March 12, 2010
I have not personally seen any Toyotas zooming out of control, but the malfunctions, whatever their source, will ultimately be found and fixed, and it is unlikely that Toyota will suffer grievous financial harm over the long term. There is a reasonable argument that Toyota's stock is a worthy buy just now. For contrarian investors, those who swim against the tide, investments that are shunned can produce plump profits when the pendulum of investor favor swings back.
The media is making hay about Toyota's supposed "hubris," their drive to get to the top of the automotive heap and how Toyota may have sacrificed quality to get there. It's hard to sell news when all you can say is "some machines didn't work and then got fixed." No drama there. But you will find plenty of automotive drama in that grand proscenium, the US Congress. You remember the Congress. That's where not long ago the top brass of the US auto makers were hauled before a panel of inquisitors and castigated for doing a terrible job, for bringing the industry to the brink of bankruptcy. After the scolding, Congress gave the automakers billions in bailouts. So, Congress is once again scrutinizing the industry and deciding what to do about Toyota (between breaks for tickling, apparently). Among the ideas being floated are a government-mandated brake override and "black box" data recorders like those in aircraft.
Earth to Congress: how about dealing with matters of state? I heard you were trying to do something useful about healthcare - keep trying. Maybe take a look at spending, work on that a little. But cars - stay out of that business. I have a couple of good mechanics. Butch Newland at Hollywood Service and Paul Ferrel at Ferrel's Garage are two people I trust with my cars. The last thing I want is Congress under the hood.

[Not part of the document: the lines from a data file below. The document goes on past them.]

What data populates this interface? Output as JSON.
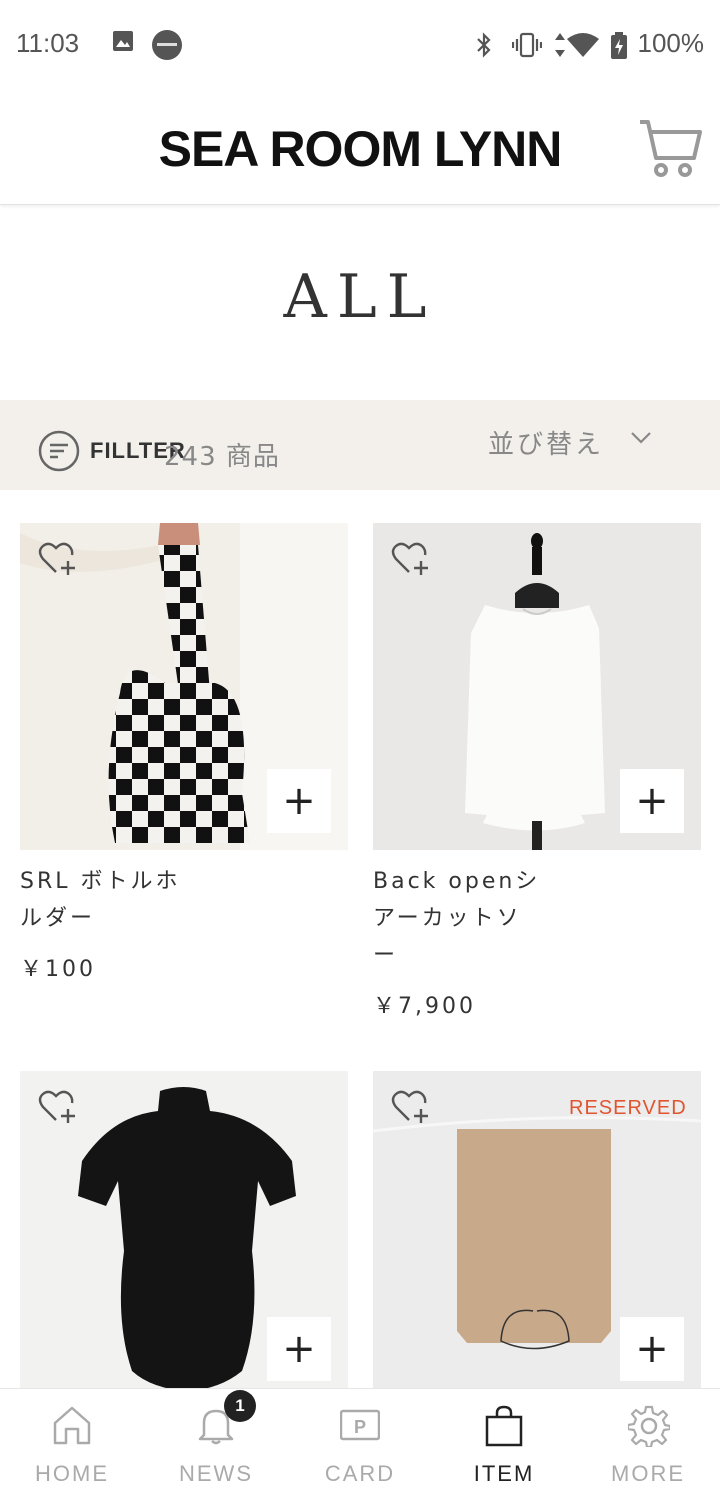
{
  "status_bar": {
    "time": "11:03",
    "battery": "100%"
  },
  "header": {
    "brand": "SEA ROOM LYNN"
  },
  "page": {
    "title": "ALL"
  },
  "filter_bar": {
    "filter_label": "FILLTER",
    "item_count": "243 商品",
    "sort_label": "並び替え"
  },
  "products": [
    {
      "name": "SRL ボトルホルダー",
      "name_lines": [
        "SRL ボトルホ",
        "ルダー"
      ],
      "price": "￥100",
      "reserved": ""
    },
    {
      "name": "Back openシアーカットソー",
      "name_lines": [
        "Back openシ",
        "アーカットソ",
        "ー"
      ],
      "price": "￥7,900",
      "reserved": ""
    },
    {
      "name": "",
      "name_lines": [],
      "price": "",
      "reserved": ""
    },
    {
      "name": "",
      "name_lines": [],
      "price": "",
      "reserved": "RESERVED"
    }
  ],
  "bottom_nav": {
    "items": [
      {
        "label": "HOME",
        "icon": "home-icon",
        "active": false
      },
      {
        "label": "NEWS",
        "icon": "bell-icon",
        "active": false,
        "badge": "1"
      },
      {
        "label": "CARD",
        "icon": "point-card-icon",
        "active": false
      },
      {
        "label": "ITEM",
        "icon": "shopping-bag-icon",
        "active": true
      },
      {
        "label": "MORE",
        "icon": "gear-icon",
        "active": false
      }
    ]
  },
  "colors": {
    "filter_bar_bg": "#f3f0ec",
    "accent_reserved": "#e0552f",
    "nav_active": "#222222",
    "nav_inactive": "#aaaaaa"
  }
}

(This article contains the current opinions of the author but not necessarily those of Brighton Securities Corp. The author's opinions are subject to change without notice. This blog post is for informational purposes only. Forecasts, estimates, and certain information contained herein should not be considered as investment advice or a recommendation of any particular security, strategy or investment product. References to specific securities and their issuers are for illustrative purposes only and are not intended and should not be interpreted as recommendations to purchase or sell such securities).